2014 was a relatively quiet year in employment law overall in Connecticut. I expect a busier and buzzier year in 2015.

I’ve previously touched on a number of bills that were passed in the short legislative session that ended earlier this month but I thought I would recap the session briefly in one post.

Of course, the CBIA already did most of the work so I won’t repeat the good work and recommend the post to you first.

The minimum wage hike in Senate Bill 32 is certainly the most significant piece of legislation to come down.  It will increase as follows:

  • $9.15 per hour on January 1, 2015
  • $9.60 per hour on January 1, 2016
  • $10.10 per hour on January 1, 2017

This will also affect the minimum wage for hotel and restaurant employees with the corresponding tip credit.

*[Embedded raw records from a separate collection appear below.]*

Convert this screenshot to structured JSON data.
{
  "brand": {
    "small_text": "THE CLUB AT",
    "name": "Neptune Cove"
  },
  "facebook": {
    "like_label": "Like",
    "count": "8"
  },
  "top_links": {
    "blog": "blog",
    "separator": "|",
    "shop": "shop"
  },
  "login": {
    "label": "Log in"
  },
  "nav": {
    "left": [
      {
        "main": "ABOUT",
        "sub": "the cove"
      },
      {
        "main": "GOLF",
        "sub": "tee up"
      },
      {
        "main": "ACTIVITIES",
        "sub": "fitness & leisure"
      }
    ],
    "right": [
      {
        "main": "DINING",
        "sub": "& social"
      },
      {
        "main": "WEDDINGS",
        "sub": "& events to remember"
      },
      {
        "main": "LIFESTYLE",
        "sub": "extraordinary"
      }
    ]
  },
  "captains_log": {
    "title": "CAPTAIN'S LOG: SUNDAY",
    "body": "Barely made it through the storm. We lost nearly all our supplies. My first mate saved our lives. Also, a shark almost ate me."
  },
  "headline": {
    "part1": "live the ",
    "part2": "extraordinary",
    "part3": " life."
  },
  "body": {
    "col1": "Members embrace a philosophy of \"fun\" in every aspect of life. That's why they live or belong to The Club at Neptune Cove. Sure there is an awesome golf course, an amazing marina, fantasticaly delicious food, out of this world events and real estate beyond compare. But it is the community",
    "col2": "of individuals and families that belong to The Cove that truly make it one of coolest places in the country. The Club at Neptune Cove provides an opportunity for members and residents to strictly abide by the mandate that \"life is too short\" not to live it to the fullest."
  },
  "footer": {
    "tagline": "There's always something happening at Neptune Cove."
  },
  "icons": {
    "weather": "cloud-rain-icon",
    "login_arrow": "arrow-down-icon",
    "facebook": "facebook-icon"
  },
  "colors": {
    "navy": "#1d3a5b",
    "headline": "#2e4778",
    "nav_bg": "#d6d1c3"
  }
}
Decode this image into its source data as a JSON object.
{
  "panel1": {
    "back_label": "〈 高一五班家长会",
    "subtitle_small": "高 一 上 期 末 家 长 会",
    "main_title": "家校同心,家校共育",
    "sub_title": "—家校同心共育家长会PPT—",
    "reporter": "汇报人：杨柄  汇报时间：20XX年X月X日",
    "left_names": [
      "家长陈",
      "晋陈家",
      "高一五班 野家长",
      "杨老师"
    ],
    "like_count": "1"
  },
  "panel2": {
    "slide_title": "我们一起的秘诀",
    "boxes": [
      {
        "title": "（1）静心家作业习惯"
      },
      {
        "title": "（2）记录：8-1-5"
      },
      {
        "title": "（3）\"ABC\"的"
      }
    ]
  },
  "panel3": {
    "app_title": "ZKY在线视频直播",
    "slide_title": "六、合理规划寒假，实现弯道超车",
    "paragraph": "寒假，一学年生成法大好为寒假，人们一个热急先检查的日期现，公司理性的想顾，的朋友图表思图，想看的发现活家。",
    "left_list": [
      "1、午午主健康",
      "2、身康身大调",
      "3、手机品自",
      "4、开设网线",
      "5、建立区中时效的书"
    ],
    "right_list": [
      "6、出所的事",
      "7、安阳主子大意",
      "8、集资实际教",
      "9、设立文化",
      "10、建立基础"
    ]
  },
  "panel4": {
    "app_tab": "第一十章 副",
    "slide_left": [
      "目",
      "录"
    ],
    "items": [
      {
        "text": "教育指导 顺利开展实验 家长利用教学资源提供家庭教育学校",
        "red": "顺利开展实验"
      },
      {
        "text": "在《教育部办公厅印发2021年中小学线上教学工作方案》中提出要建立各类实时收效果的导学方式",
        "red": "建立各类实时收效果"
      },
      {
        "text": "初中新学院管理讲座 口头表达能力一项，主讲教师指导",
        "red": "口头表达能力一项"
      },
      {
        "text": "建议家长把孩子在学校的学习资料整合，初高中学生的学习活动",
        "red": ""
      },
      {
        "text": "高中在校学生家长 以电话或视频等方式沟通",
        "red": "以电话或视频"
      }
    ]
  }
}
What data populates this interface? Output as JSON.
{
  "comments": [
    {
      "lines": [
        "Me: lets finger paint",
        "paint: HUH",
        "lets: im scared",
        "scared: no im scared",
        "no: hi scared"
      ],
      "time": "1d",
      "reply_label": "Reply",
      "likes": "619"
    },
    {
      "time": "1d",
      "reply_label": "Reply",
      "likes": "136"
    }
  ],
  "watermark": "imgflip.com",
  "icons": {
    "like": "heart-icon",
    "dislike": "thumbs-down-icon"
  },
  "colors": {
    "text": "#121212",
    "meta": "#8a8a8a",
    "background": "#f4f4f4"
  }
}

  • $5.78 per hour on January 1, 2015
  • $6.07 per hour on January 1, 2016
  • $6.38 per hour on January 1, 2017.

For bartenders, the minimum wage will change to the following:

  • $7.46 per hour on January 1, 2015
  • $7.82 per hour on January 1, 2016
  • $8.23 per hour on January 1, 2017

As I noted in a prior post as well, the legislative approved fixes to the Paid Sick Leave law in House Bill 5269. You can find my recap of those changes here.

And that’s pretty much it.  There were many proposals on the table — including changes to the CHRO or banning discrimination against the unemployed — but none made it to a vote.  Given all the mandates of the prior years, employers should be enjoying this short reprieve.

With the governor’s race this fall, it’ll be very interesting to see the results of that.  If Governor Malloy is elected for a second term, employers should continue to expect a good number of bills to continue. If Tom Foley is elected, expect to see more compromise legislation.  But that’s six months away.

For now, employers can breathe a little easier knowing that they don’t have to make too many changes this year.